> SOURCE INFORMATION

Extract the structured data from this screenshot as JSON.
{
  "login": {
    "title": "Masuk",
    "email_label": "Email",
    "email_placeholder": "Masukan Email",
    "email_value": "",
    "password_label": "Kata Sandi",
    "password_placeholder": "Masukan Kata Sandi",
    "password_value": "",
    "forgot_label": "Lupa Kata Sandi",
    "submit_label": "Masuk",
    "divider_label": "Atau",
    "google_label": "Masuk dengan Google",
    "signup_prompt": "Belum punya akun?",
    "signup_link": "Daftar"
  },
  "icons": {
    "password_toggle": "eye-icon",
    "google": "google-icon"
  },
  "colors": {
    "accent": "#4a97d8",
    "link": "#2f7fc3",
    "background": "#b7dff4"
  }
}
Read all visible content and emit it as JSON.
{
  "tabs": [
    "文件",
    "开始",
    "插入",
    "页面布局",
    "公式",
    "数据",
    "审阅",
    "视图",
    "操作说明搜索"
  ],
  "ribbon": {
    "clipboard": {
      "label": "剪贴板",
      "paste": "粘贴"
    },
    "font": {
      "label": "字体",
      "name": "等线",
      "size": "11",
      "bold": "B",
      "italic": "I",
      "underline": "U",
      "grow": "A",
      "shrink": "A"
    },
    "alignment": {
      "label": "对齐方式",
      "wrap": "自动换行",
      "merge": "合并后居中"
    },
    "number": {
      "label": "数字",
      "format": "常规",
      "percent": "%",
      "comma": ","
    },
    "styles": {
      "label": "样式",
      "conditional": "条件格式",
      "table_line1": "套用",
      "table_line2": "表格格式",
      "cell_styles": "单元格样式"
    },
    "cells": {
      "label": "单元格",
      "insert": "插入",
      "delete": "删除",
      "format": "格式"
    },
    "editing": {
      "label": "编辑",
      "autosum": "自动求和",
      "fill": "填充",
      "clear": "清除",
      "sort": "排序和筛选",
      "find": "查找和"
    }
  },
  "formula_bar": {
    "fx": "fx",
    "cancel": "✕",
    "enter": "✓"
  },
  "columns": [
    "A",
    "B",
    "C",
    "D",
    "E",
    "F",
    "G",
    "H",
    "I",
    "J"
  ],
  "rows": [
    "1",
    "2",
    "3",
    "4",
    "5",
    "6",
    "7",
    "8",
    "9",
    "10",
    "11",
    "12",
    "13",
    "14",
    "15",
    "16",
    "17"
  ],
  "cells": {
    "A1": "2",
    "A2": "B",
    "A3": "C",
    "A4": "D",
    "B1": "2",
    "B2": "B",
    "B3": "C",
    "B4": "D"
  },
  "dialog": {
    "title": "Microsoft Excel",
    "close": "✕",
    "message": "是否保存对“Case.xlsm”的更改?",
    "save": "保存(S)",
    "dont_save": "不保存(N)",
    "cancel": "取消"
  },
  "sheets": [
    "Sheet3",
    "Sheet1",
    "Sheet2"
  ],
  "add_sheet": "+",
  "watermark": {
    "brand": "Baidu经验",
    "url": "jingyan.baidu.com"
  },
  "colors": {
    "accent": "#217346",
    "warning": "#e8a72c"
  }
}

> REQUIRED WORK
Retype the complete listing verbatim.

> SOLUTION FOR THIS TASK
Extract the structured data from this screenshot as JSON.
{
  "login": {
    "title": "Masuk",
    "email_label": "Email",
    "email_placeholder": "Masukan Email",
    "email_value": "",
    "password_label": "Kata Sandi",
    "password_placeholder": "Masukan Kata Sandi",
    "password_value": "",
    "forgot_label": "Lupa Kata Sandi",
    "submit_label": "Masuk",
    "divider_label": "Atau",
    "google_label": "Masuk dengan Google",
    "signup_prompt": "Belum punya akun?",
    "signup_link": "Daftar"
  },
  "icons": {
    "password_toggle": "eye-icon",
    "google": "google-icon"
  },
  "colors": {
    "accent": "#4a97d8",
    "link": "#2f7fc3",
    "background": "#b7dff4"
  }
}
Read all visible content and emit it as JSON.
{
  "tabs": [
    "文件",
    "开始",
    "插入",
    "页面布局",
    "公式",
    "数据",
    "审阅",
    "视图",
    "操作说明搜索"
  ],
  "ribbon": {
    "clipboard": {
      "label": "剪贴板",
      "paste": "粘贴"
    },
    "font": {
      "label": "字体",
      "name": "等线",
      "size": "11",
      "bold": "B",
      "italic": "I",
      "underline": "U",
      "grow": "A",
      "shrink": "A"
    },
    "alignment": {
      "label": "对齐方式",
      "wrap": "自动换行",
      "merge": "合并后居中"
    },
    "number": {
      "label": "数字",
      "format": "常规",
      "percent": "%",
      "comma": ","
    },
    "styles": {
      "label": "样式",
      "conditional": "条件格式",
      "table_line1": "套用",
      "table_line2": "表格格式",
      "cell_styles": "单元格样式"
    },
    "cells": {
      "label": "单元格",
      "insert": "插入",
      "delete": "删除",
      "format": "格式"
    },
    "editing": {
      "label": "编辑",
      "autosum": "自动求和",
      "fill": "填充",
      "clear": "清除",
      "sort": "排序和筛选",
      "find": "查找和"
    }
  },
  "formula_bar": {
    "fx": "fx",
    "cancel": "✕",
    "enter": "✓"
  },
  "columns": [
    "A",
    "B",
    "C",
    "D",
    "E",
    "F",
    "G",
    "H",
    "I",
    "J"
  ],
  "rows": [
    "1",
    "2",
    "3",
    "4",
    "5",
    "6",
    "7",
    "8",
    "9",
    "10",
    "11",
    "12",
    "13",
    "14",
    "15",
    "16",
    "17"
  ],
  "cells": {
    "A1": "2",
    "A2": "B",
    "A3": "C",
    "A4": "D",
    "B1": "2",
    "B2": "B",
    "B3": "C",
    "B4": "D"
  },
  "dialog": {
    "title": "Microsoft Excel",
    "close": "✕",
    "message": "是否保存对“Case.xlsm”的更改?",
    "save": "保存(S)",
    "dont_save": "不保存(N)",
    "cancel": "取消"
  },
  "sheets": [
    "Sheet3",
    "Sheet1",
    "Sheet2"
  ],
  "add_sheet": "+",
  "watermark": {
    "brand": "Baidu经验",
    "url": "jingyan.baidu.com"
  },
  "colors": {
    "accent": "#217346",
    "warning": "#e8a72c"
  }
}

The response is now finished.